What is your research focus and areas of scientific interest? How has the KNI played a role in your research?
I’m developing ultrafast electron microscopy and electron energy loss spectroscopy to image photoexcited charge carrier transport in nanoscale photocatalysts. The KNI has provided my only formal training in electron microscopy, which helps me collect the best images possible in the SEM and TEM. The KNI staff, in particular, have helped me stay motivated and curious in nanoscience while our lab is developing relatively new microscopy techniques.
Why did you decide to come to Caltech for your graduate studies?
I was really excited to join a small community very focused on science. Additionally, I had an amazing SURF experience with Professor Harry Atwater in 2018. The SFP office made the summer internship the best time of my life, and I felt really welcomed by the CCID staff as an LGBTQIA+ student. The amazing weather was also definitely a draw!
Please say a few words about your academic path. Was there anything in particular that drove you to continue in STEM?
I’m from Minnesota and graduated with a B.S. in chemistry from the University of Minnesota – Twin Cities. I was originally a chemical engineering major, but I decided that the chemical and physical sciences (rather than engineering) were far more interesting, so I switched majors. My ultimate goal at the time was to become a professor, but all the jobs in chemistry that interested me required a Ph.D. I also really love the freedom and creativity that comes with academics.
What volunteer or community service-based work have you been involved in?

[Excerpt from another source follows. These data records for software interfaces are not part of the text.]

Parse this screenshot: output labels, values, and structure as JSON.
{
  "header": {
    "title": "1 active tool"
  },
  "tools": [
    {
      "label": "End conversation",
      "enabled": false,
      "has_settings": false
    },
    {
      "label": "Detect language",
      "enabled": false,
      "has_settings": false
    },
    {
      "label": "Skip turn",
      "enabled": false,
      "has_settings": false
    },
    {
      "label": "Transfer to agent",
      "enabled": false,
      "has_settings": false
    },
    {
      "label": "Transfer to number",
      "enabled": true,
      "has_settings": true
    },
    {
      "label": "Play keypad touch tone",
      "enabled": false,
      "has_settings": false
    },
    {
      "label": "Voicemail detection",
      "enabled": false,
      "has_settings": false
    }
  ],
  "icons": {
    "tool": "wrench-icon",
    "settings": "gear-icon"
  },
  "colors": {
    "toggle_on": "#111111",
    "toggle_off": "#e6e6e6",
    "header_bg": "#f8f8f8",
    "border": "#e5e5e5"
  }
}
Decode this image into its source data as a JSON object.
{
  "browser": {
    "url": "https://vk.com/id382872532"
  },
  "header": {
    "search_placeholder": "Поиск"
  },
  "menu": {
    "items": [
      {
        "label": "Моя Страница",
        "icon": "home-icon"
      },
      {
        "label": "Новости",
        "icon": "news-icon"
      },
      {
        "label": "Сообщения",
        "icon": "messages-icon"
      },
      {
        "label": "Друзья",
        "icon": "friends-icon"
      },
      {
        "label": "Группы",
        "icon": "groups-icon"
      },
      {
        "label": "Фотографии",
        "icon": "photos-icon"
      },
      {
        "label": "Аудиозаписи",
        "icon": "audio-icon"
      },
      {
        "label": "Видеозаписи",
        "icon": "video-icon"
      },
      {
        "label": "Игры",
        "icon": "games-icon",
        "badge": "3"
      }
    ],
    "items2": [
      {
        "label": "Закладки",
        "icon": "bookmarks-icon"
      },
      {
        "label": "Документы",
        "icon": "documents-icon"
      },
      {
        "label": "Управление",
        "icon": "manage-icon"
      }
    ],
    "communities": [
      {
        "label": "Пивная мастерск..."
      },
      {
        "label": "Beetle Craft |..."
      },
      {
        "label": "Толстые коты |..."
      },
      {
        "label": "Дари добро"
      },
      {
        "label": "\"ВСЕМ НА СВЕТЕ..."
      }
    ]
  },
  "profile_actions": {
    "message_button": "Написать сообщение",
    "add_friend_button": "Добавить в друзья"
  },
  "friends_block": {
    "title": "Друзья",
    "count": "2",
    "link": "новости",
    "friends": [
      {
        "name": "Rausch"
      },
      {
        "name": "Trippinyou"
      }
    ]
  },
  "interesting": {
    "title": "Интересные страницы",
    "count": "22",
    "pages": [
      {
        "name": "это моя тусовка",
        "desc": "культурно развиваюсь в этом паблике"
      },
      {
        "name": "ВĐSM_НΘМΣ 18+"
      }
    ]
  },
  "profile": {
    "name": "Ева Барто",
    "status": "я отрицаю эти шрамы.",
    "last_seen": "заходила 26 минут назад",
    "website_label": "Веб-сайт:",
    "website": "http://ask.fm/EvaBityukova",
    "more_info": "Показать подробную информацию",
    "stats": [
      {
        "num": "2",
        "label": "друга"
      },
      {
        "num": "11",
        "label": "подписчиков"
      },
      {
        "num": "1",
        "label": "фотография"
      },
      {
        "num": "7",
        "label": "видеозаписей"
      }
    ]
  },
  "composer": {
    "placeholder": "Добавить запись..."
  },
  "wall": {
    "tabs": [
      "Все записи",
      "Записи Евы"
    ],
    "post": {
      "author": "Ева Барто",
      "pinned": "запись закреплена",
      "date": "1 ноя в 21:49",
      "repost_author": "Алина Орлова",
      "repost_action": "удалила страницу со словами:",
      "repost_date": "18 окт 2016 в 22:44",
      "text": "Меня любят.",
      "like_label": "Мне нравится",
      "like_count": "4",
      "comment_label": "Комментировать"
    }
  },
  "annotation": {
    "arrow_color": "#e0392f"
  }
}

I have definitely grown the most in grad school through PRISM and the Diversity in Chemistry Initiative (DICI). PRISM, Caltech’s LGBTQIA+ organization, has helped me stay engaged with our community through social events and programming. PRISM and gender diversity club are the main places queer and trans folks have to socialize and build community, and our team and the CCID helped keep it going through the pandemic. DICI has also helped build an inclusive community on campus, and I designed a couple outreach programs with DICI and Pasadena City College.
What inspired (and inspires) your involvement in these areas and activities?
My mom has been my biggest inspiration because of her dedication to her community and job as a Spanish teacher and counselor at my high school. She raised me to give back to others. These days, seeing younger students excited about science inspires me to keep doing impactful work.
What ways have you found to balance the responsibilities and activities you partake in? What does your support network look like?
I try to alternate commitments based on my excitement and energy levels. By working with PRISM or DICI, I can productively procrastinate my lab work and vice versa. I also love socializing, so talking with my lab mates and other friends helps me stay grounded. Overall, I’ve really relied on my partner during grad school. He is always there for me and has helped me get through some really rough times the last few years.
In what ways has your experience at Caltech shaped your identity or values?
Because Caltech and grad school are very rigorous, I honestly have found it difficult to express my personality, sexuality, and energy here. Although others are welcoming, it’s difficult to express yourself when often working alone in the sub-basement! Otherwise, Caltech has taught me to rely on our community, learn from others, and build a reliable network. I really value feedback from my mentors, and that has helped me learn and grow.
Is there anything you wish you’d known when you started grad school that you know now? In other words, what advice would you give to your younger self?
Start saving money from your stipend right away if you have the opportunity. Grad school and adulting come with many unexpected costs, and a small savings fund helps on rainy days.
What plans or goals do you have post-graduation?
I’m still deciding what I want to do after graduating. My problem is that I’m excited about everything between academia, industry, and government. I think I want to try interning with Apple to explore industry life. My dream job would still probably be working as a professor at the University of Minnesota to be close to my family, but I’m open to any exciting possibility.